A maturity model extends the compliance model and addresses its shortcomings. A maturity model examines not only if an organization meets a standard’s requirements, but also how well. It confirms that something has been implemented, that it’s actually being used and that it’s really working. Rather than focusing on just a particular point or snapshot in time, its purview extends over time. In other words, has the business implemented important cybersecurity protections, in what manner, and does it enforce and monitor the effectiveness of those protections continuously for the long haul?

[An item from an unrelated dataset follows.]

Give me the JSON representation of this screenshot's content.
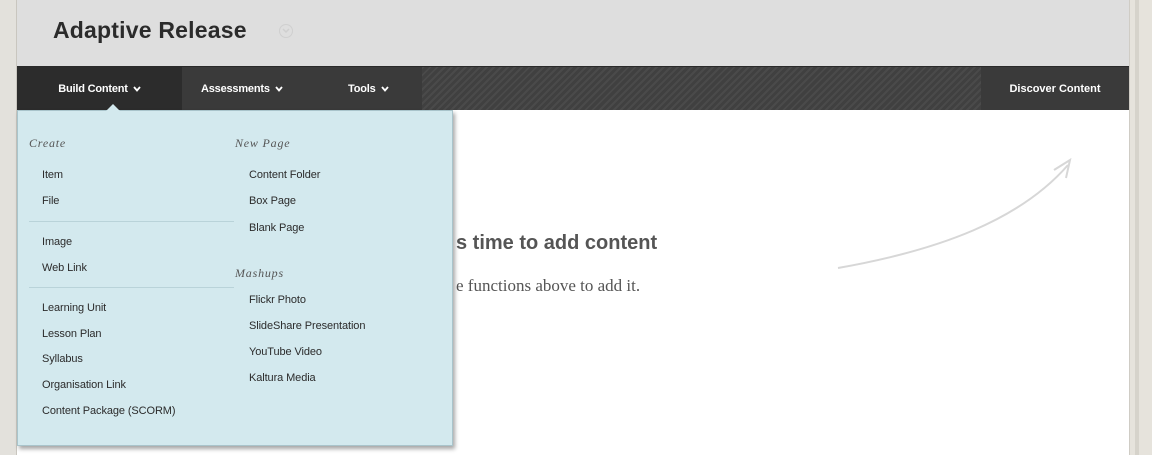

In the wake of the DoD supply chain’s inability to rein in the theft of CUI via supplier compliance with NIST 800-171, it took a different tack. It created the Cybersecurity Maturity Model Certification (CMMC), and mandated that all suppliers (regardless of whether they store or handle CUI) receive accreditation to ensure complete visibility across its vast supply chain.
CMMC also comprises both cybersecurity practices (similar to, and actually, including, NIST 800-171’s controls) and processes. These processes deliver the all-important maturity component of the program, forcing DoD suppliers to do more than just “check the box” on one-time fulfillment of practices, but instead demonstrate their ongoing successful execution of those practices, as well as the suppliers’ commitments to improved cybersecurity hygiene and risk mitigation. In addition, CMMC accreditation comes only after suppliers pass a third-party audit of practices and processes, rather than allowing suppliers to self-attest to NIST 800-171 compliance – a more reliable and accurate approach to verification.

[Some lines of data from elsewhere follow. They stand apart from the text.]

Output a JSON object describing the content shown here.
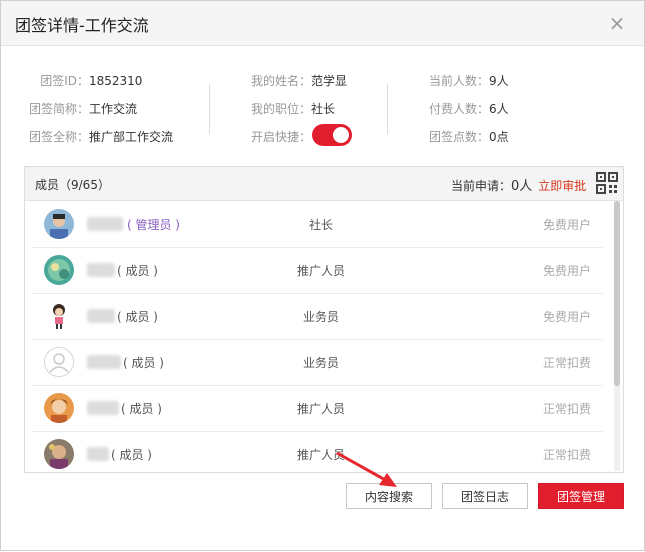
{
  "dialog": {
    "title": "团签详情-工作交流",
    "close_glyph": "×"
  },
  "info": {
    "col1": [
      {
        "label": "团签ID：",
        "value": "1852310"
      },
      {
        "label": "团签简称：",
        "value": "工作交流"
      },
      {
        "label": "团签全称：",
        "value": "推广部工作交流"
      }
    ],
    "col2": [
      {
        "label": "我的姓名：",
        "value": "范学显"
      },
      {
        "label": "我的职位：",
        "value": "社长"
      },
      {
        "label": "开启快捷：",
        "value": ""
      }
    ],
    "col3": [
      {
        "label": "当前人数：",
        "value": "9人"
      },
      {
        "label": "付费人数：",
        "value": "6人"
      },
      {
        "label": "团签点数：",
        "value": "0点"
      }
    ],
    "quick_toggle_on": true,
    "toggle_color": "#e01e2e"
  },
  "members": {
    "title": "成员（9/65）",
    "pending_label": "当前申请：",
    "pending_count": "0人",
    "approve_link": "立即审批",
    "qr_icon": "qr-code-icon",
    "rows": [
      {
        "role": "( 管理员 )",
        "position": "社长",
        "status": "免费用户",
        "avatar": "photo"
      },
      {
        "role": "( 成员 )",
        "position": "推广人员",
        "status": "免费用户",
        "avatar": "photo"
      },
      {
        "role": "( 成员 )",
        "position": "业务员",
        "status": "免费用户",
        "avatar": "cartoon"
      },
      {
        "role": "( 成员 )",
        "position": "业务员",
        "status": "正常扣费",
        "avatar": "default-user-icon"
      },
      {
        "role": "( 成员 )",
        "position": "推广人员",
        "status": "正常扣费",
        "avatar": "photo"
      },
      {
        "role": "( 成员 )",
        "position": "推广人员",
        "status": "正常扣费",
        "avatar": "photo"
      }
    ]
  },
  "footer": {
    "search_button": "内容搜索",
    "log_button": "团签日志",
    "manage_button": "团签管理",
    "accent": "#e01e2e"
  }
}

The DoD example demonstrates that even one of the world’s largest organizations with hundreds of thousands of suppliers that exchange sensitive data can struggle to overcome the cybersecurity challenge when it picks the wrong model and the wrong lens. But, no business can afford to have its confidential information, patents, intellectual property or operations threatened by cyber-based attacks. Bad actors will look to do harm by targeting new and innovative threats and tactics at the most vulnerable points of supply chains.
A company’s best protection comes when it obtains visibility into the cyber hygiene of participants at all tiers of its supply chain, and independently verifies what it sees. Most importantly, the definition of what it means to be secure matters. Do not set a goal of compliance and avoid the use of a compliance lens and the complacency that accompanies it because it does not deliver true security. Instead, adopt a risk lens to view cybersecurity, and make the objective to mitigate risk. Leverage a maturity model approach to confirm suppliers have the processes in place to prove they successfully and continuously address and enforce evolving cybersecurity standards. Doing so gives organizations their best chance to stay a step ahead of the bad guys.